The routine NLLS allows for both unconstrained and constrained optimization by setting a constraint equal to either ‘OFF’ or ‘ON’. Constraints are achieved through a penalty function, p, added to the residual sum of squares produced by the objective function
p	=	SUM (a / h (\theta))

For each \theta, two h terms are defined

h_u	=	ucnstrnt - \theta
<br>
h_l	=	\theta - lcnstrnt

The constant, a, is a measure of the influence of the constraint. The larger the a, the greater the impact of the constraint. Now, a is scaled by the initial value of each parameter
	a	=	constant * \theta_i

The constant is user-defined. In NLLS, it is set at 0.001 but can obviously be changed if the user desires the penalty function to have more influence on the optimization. Use of a implies that each lower and upper constraint is standardized by the size of \theta

p = \Sigma a / h (\theta)

= constant * ( \theta_i / (\theta - lcnstrnt)) + constant * ( \theta_i / ucnstrnt - \theta))

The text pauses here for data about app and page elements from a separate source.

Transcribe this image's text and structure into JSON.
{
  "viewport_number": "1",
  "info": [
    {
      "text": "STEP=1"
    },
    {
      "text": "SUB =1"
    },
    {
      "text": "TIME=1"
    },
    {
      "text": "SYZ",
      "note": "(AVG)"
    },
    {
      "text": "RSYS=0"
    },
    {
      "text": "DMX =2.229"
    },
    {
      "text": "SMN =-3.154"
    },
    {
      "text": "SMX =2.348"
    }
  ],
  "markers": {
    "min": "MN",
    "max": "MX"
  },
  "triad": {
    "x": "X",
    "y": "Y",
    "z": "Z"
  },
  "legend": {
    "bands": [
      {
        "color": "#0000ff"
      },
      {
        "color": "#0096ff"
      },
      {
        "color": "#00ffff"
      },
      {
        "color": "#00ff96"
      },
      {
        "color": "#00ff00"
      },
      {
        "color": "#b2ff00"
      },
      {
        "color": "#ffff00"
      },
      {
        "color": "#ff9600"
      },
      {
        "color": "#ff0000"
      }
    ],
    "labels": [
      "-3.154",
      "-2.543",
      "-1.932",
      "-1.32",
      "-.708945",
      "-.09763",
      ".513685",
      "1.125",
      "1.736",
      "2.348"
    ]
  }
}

Thus, as the \theta terms approach the constraint, p increases, causing a change in the direction of the optimization.

Inputs to NLLS

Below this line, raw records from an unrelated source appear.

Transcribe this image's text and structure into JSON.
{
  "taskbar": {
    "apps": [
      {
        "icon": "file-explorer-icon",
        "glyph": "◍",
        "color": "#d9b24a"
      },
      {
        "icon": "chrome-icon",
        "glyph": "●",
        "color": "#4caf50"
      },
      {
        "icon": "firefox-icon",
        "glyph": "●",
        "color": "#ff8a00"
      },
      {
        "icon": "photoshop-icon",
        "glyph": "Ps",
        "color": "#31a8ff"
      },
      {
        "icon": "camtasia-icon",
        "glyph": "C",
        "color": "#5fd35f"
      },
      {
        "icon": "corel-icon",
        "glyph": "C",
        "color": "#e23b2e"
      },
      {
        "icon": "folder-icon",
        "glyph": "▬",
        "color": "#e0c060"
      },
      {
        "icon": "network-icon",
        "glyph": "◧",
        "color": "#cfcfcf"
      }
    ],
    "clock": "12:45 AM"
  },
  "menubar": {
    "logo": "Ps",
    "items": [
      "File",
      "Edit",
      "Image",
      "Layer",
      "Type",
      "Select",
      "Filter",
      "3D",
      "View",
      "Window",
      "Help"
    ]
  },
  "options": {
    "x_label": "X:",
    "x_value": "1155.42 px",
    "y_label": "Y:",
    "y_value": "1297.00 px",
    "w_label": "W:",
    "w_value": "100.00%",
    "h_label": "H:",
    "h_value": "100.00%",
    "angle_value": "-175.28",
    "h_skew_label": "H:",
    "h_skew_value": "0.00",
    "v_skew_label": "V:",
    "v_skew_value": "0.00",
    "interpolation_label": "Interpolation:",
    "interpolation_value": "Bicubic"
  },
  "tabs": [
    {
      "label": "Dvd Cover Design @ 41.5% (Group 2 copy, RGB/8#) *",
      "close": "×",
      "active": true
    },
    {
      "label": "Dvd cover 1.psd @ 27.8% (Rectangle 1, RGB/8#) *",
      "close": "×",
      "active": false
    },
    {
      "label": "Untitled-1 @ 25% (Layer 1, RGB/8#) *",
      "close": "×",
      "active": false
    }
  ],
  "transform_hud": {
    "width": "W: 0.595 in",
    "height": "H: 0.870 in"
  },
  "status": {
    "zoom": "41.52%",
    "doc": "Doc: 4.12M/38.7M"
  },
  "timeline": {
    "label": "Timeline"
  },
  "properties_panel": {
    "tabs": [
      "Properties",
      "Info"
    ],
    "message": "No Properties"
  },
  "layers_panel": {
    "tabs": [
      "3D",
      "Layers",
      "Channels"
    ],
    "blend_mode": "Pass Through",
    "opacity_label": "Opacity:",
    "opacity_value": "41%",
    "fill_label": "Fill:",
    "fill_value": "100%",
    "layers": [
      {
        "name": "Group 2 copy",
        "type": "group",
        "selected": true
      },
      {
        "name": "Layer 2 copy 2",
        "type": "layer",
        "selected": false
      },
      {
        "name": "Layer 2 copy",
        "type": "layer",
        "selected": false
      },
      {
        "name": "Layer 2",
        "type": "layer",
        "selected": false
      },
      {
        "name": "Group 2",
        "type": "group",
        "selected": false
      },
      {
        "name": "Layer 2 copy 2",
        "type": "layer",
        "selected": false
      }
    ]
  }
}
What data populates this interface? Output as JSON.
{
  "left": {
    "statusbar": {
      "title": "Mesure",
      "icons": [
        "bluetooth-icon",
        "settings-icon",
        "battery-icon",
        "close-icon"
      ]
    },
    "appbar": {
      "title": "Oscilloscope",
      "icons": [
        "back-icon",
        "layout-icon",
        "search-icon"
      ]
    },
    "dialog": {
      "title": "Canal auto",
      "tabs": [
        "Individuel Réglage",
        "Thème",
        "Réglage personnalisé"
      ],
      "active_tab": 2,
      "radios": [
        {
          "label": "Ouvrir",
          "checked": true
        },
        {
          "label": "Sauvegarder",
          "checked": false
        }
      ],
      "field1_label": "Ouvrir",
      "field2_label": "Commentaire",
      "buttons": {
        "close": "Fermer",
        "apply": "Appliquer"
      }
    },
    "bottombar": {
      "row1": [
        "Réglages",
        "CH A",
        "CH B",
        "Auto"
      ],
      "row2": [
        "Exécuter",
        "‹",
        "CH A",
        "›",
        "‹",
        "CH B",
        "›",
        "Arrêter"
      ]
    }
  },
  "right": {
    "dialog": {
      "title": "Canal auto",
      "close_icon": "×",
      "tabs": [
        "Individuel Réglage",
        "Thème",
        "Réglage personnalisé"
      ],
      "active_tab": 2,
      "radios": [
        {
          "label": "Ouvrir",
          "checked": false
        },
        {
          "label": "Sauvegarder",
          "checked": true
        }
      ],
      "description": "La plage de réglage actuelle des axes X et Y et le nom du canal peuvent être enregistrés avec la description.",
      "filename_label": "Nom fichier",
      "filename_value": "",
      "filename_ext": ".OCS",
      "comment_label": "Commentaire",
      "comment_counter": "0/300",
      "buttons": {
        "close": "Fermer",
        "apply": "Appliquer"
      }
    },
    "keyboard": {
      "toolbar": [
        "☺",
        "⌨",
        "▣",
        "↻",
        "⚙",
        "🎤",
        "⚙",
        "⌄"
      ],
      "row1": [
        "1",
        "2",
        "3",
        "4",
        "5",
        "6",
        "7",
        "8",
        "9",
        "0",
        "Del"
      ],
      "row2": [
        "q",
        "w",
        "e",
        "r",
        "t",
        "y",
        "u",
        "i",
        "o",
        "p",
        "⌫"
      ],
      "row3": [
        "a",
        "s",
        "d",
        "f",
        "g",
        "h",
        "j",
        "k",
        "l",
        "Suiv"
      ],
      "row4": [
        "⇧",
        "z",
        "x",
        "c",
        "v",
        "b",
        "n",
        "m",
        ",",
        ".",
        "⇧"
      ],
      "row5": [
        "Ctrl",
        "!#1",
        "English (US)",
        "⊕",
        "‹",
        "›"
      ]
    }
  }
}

The required inputs of the NLLS verb are the y (dependent) variable, the x (independent) variables, a set of starting estimates of the parameters (initial) and the constraints. As well, the least-squares objective function needs to be defined which from the y and x variables and the parameter set produces a list of residuals.

Within the NLLS verb, a number of variables relevant to the minimization are used. These can be changed by the user although through experience, this has been found to be rarely necessary. These include con = 10 , limit = 100 (maximum number of steps in main loop and the convergence and tolerance criteria in the whilst statement relating to the relative change in the parameter set and residual sum of squares between steps.

Execution

The NLLS verb is executed as
'objective function name' NLLS initial
Note that the noun initial can be a scalar (in the case of a one parameter model) as within NLLS, the y parameter set is formed into a list by the assignment par =. ,y .

Experience with this routine is thus far limited to models with less than 40 parameters and 400 observations although in principle much larger models should be able to be run. One quite complicated model (with lots of processing within the objective function) took just over a minute (Windows XP32 on laptop with Intel T7700 (2.4 Ghz) processor and 2 GB ram).

Outputs

The NLLS verb produces a list of the parameter estimates for each loop executed. A table (stats) is produced upon completion which indicates

• Number of main loops • Final value of lambda • Number of observations • Number of parameters • Residual sum of squares • Mean square residual • AIC (analog for least-squares)

It also produces a number of global variables, including the inverse of the Hessian (hess_inv), the covariance matrix (cov), the standard deviation of each parameter (par_se), the correlation matrix (corr) and the coefficient of variation of each parameter (cv). The final parameter set is in the noun parm.

Further Developments

This code is offered to the J community as a tool to assist in modeling and its further development is encouraged. It was initially written when the author was just learning J and thus is a bit ‘loopy’. It is hoped that through use, it can be further optimized. It has received a fair bit of testing but errors are always a possibility. Thus, if and when these are encountered, these should be reported to the author who will make the changes on the wiki.

There's also a page on which to work on the code as a collaborative project.

References

Bard, Y. 1974. Nonlinear Parameter Estimation. Academic Press. New York. 341 pp.

Gavaris, S. 1988. An adaptive framework for the estimation of population size. CAFSAC res doc 88 / 29.

Haddon, M. 2001. Modelling and quantitative methods in fisheries. Chapman and Hall Press, New York. 406 pp.

Contributed by Bob O’Boyle (bcubed@accesswave.ca)